Clinical management of snakebite starts with understanding the patients point of view
My journey with snakebite victims began with my MD dissertation where I explored the question of adrenal hormone deficiency after Russell’s viper bites in Southern India. Not only was I intrigued by how each envenoming played out like a new episode in a thriller drama where the difference in the amount and nature of venom, the circumstances of the bite, along with each patient’s organ-systems’ unique response meant drastically different outcomes for patients.
Moreover, for the first time in my clinical training, I was working closely with victims and their families which made me see things from their point of view. The stories of how life could go drastically from normal to darkness in terms of loss of life and livelihood within a matter of days after a snakebite came as a rude shock. I have since tried to retain this lesson by balancing the science with human aspects of snakebite in my professional journey.
As a clinical researcher and medical teacher who is passionate about making a difference in the lives of snakebite victims, I believe in going all out to confront the problem with a multipronged approach. One of the first clinical questions which I worked on was to attempt to predict how patients would respond to a bite? Could we by some means reduce the uncertainty and predict who would do well and who would have a fatal outcome after a Russell’s viper bite? This led me along with my team, to evolve and validate a simple bedside scoring system which doctors could use at rural centres to decide which patients need to be referred to bigger hospitals and who could be managed with minimal support at primary care. This work is currently in its final stages.
The stories of how life could go drastically from normal to darkness in terms of loss of life and livelihood within a matter of days after a snakebite came as a rude shock.
At my current place of work in Rajasthan, India one of the clinical problems we face is when the Indian polyvalent antivenom (which uses venom from snakes from Southern India) does not work well in saw-scaled viper bites from the desert region. This means that victims who reach the hospital in time and receive antivenom still don’t recover well and have prolonged bleeding for days after the bite.
We are approaching this issue in multiple ways, on priority is exploring optimal clinical support for these patients and advocating for regional antivenoms. Digging deeper is to try to understand how the snakes in our region are different from rest of India. For this, I am collaborating with zoologists, and basic scientists to look at the snake ecology and behaviour in Rajasthan. Other challenges our team are currently engaged in resolving include improving clinical care for acute snakebite victims especially during the COVID-19 crisis and long-term care of snakebite survivors.
In my role as an educator, I’m keenly interested in exploring how and why snakebite victims face “neglect” especially from the health care systems. I have received the Medical Education in Resource Constrained Settings grant this year from the Association for Medical Education in Europe for exploring these aspects of empathy and neglect for NTDs like snakebites in medical students using a mixed methods study. My aim with this work is to see if we there are methods which we can use to sensitise and prepare future doctors to make better decisions and act with empathy when they are for snakebite victims. I strongly believe that it is crucial to have research to generate evidence-based answers for these difficult and uncomfortable questions which do not usually get limelight in hard science. I trust that this will lead to effective ways to address humanitarian aspects of snakebite which are likely to make the most difference and translate into huge gains for the people who are neglected.

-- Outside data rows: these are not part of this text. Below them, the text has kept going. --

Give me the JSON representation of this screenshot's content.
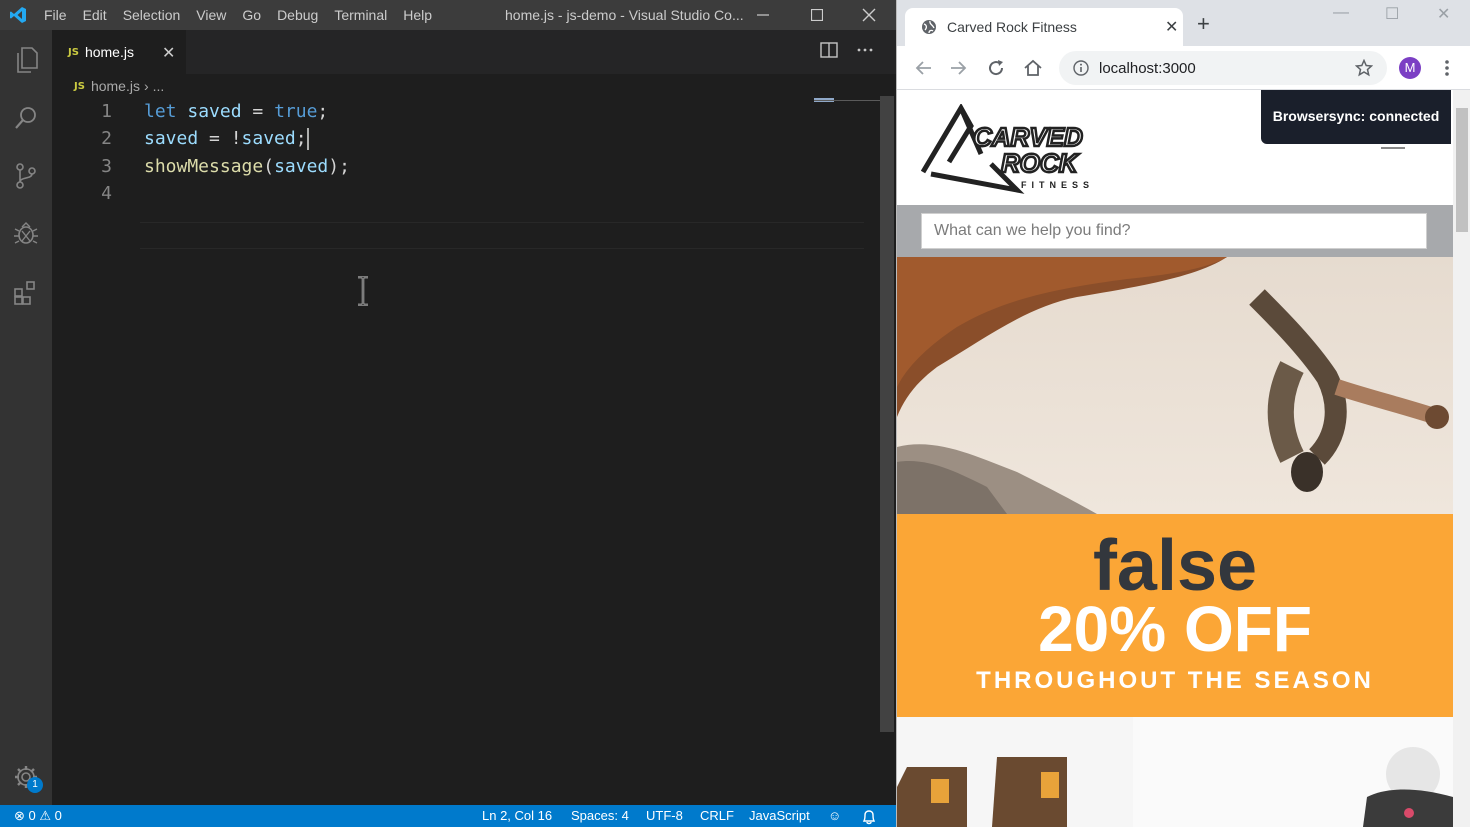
{
  "vscode": {
    "menu": [
      "File",
      "Edit",
      "Selection",
      "View",
      "Go",
      "Debug",
      "Terminal",
      "Help"
    ],
    "window_title": "home.js - js-demo - Visual Studio Co...",
    "tab": {
      "badge": "JS",
      "label": "home.js"
    },
    "breadcrumb": {
      "badge": "JS",
      "file": "home.js",
      "sep": "›",
      "rest": "..."
    },
    "editor": {
      "line_numbers": [
        "1",
        "2",
        "3",
        "4"
      ],
      "lines": {
        "l1": {
          "kw": "let",
          "var": "saved",
          "op": " = ",
          "val": "true",
          "end": ";"
        },
        "l2": {
          "var": "saved",
          "op": " = !",
          "var2": "saved",
          "end": ";"
        },
        "l3": {
          "fn": "showMessage",
          "open": "(",
          "var": "saved",
          "close": ");"
        }
      }
    },
    "activity_badge": "1",
    "status": {
      "errors": "0",
      "warnings": "0",
      "position": "Ln 2, Col 16",
      "spaces": "Spaces: 4",
      "encoding": "UTF-8",
      "eol": "CRLF",
      "language": "JavaScript"
    }
  },
  "browser": {
    "tab_title": "Carved Rock Fitness",
    "url": "localhost:3000",
    "avatar_letter": "M",
    "toast": "Browsersync: connected",
    "logo": {
      "line1": "CARVED",
      "line2": "ROCK",
      "line3": "FITNESS"
    },
    "search_placeholder": "What can we help you find?",
    "promo": {
      "message": "false",
      "headline": "20% OFF",
      "subline": "THROUGHOUT THE SEASON"
    }
  },
  "colors": {
    "vscode_status": "#007acc",
    "promo_orange": "#fba636",
    "keyword": "#569cd6",
    "variable": "#9cdcfe",
    "function": "#dcdcaa"
  }
}
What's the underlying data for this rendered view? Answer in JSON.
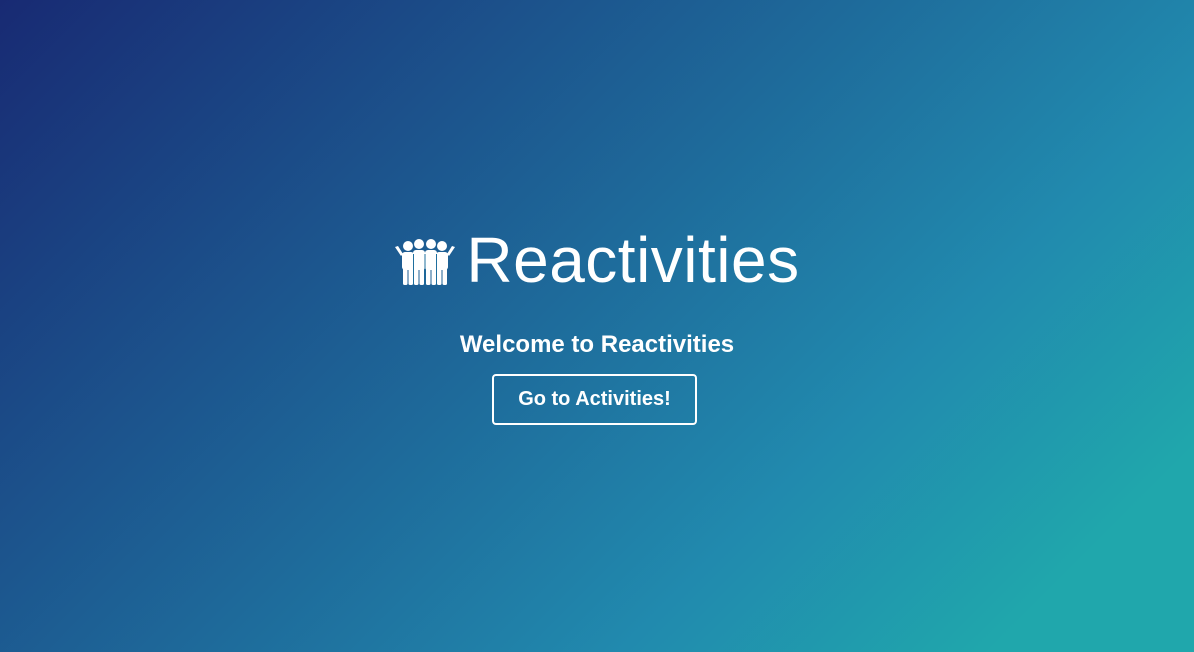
{
  "masthead": {
    "title": "Reactivities",
    "logo_icon": "users-group-icon",
    "welcome_text": "Welcome to Reactivities",
    "cta_label": "Go to Activities!"
  },
  "colors": {
    "gradient_start": "#182a73",
    "gradient_mid": "#218aae",
    "gradient_end": "#20a7ac",
    "text": "#ffffff"
  }
}
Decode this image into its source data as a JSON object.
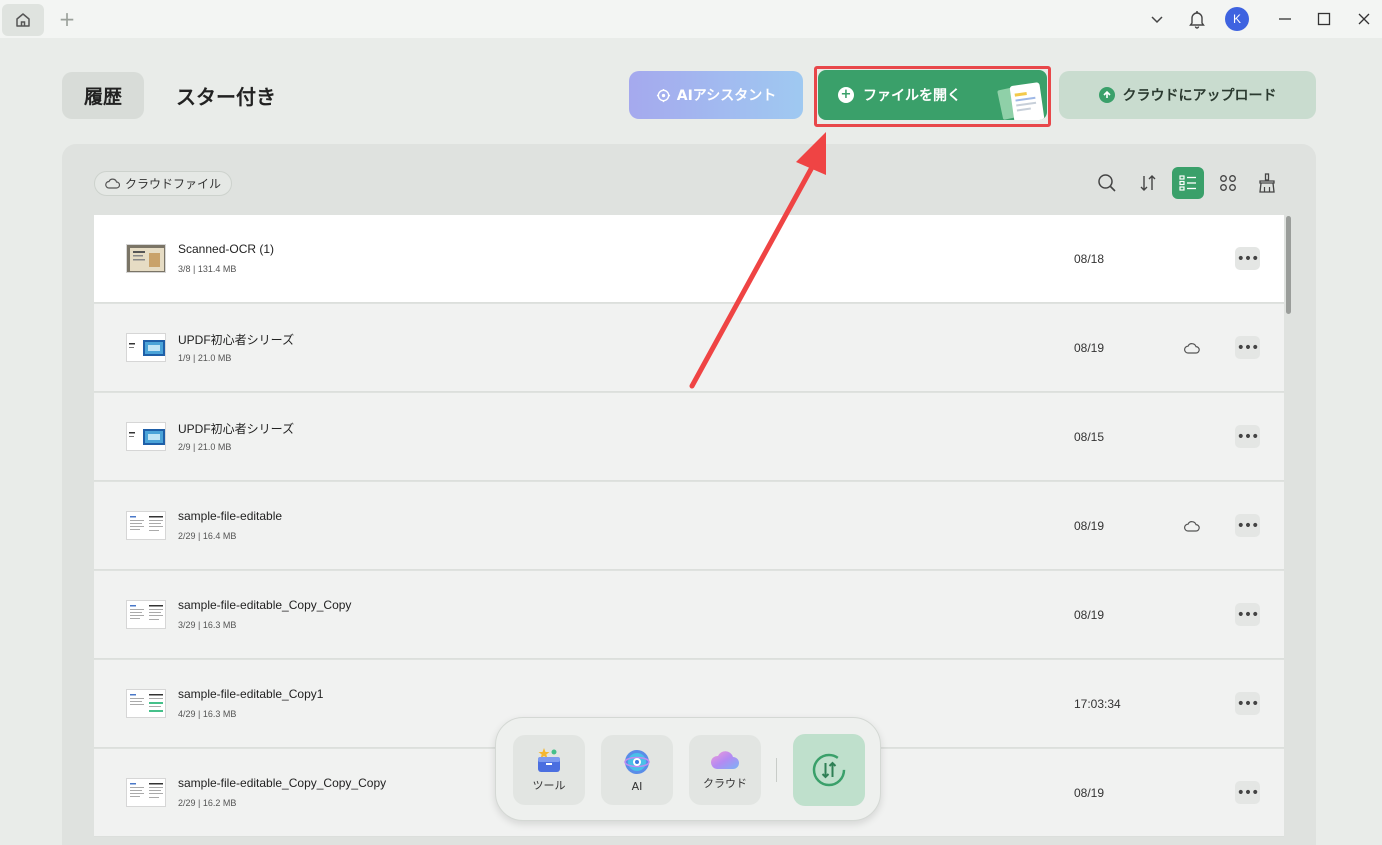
{
  "window": {
    "icons": [
      "home-icon",
      "plus-icon",
      "chevron-down-icon",
      "bell-icon",
      "minimize-icon",
      "maximize-icon",
      "close-icon"
    ],
    "avatar_initial": "K"
  },
  "tabs": {
    "history": "履歴",
    "starred": "スター付き"
  },
  "actions": {
    "ai_assistant": "AIアシスタント",
    "open_file": "ファイルを開く",
    "upload_cloud": "クラウドにアップロード"
  },
  "filter": {
    "cloud_files": "クラウドファイル"
  },
  "colors": {
    "accent_green": "#3aa06a",
    "highlight_red": "#e8474a"
  },
  "files": [
    {
      "name": "Scanned-OCR (1)",
      "meta": "3/8 | 131.4 MB",
      "date": "08/18",
      "cloud": false,
      "thumb": "scan"
    },
    {
      "name": "UPDF初心者シリーズ",
      "meta": "1/9 | 21.0 MB",
      "date": "08/19",
      "cloud": true,
      "thumb": "slide"
    },
    {
      "name": "UPDF初心者シリーズ",
      "meta": "2/9 | 21.0 MB",
      "date": "08/15",
      "cloud": false,
      "thumb": "slide"
    },
    {
      "name": "sample-file-editable",
      "meta": "2/29 | 16.4 MB",
      "date": "08/19",
      "cloud": true,
      "thumb": "doc"
    },
    {
      "name": "sample-file-editable_Copy_Copy",
      "meta": "3/29 | 16.3 MB",
      "date": "08/19",
      "cloud": false,
      "thumb": "doc"
    },
    {
      "name": "sample-file-editable_Copy1",
      "meta": "4/29 | 16.3 MB",
      "date": "17:03:34",
      "cloud": false,
      "thumb": "doc2"
    },
    {
      "name": "sample-file-editable_Copy_Copy_Copy",
      "meta": "2/29 | 16.2 MB",
      "date": "08/19",
      "cloud": false,
      "thumb": "doc"
    }
  ],
  "dock": {
    "tools": "ツール",
    "ai": "AI",
    "cloud": "クラウド"
  }
}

I am also closely involved in advocacy efforts and work with civil societies for supporting community education efforts. I am confident a cooperative and collaborative efforts from scientists, clinicians, activists, and social scientists engaged in snakebite work can definitely #EndTheNeglect.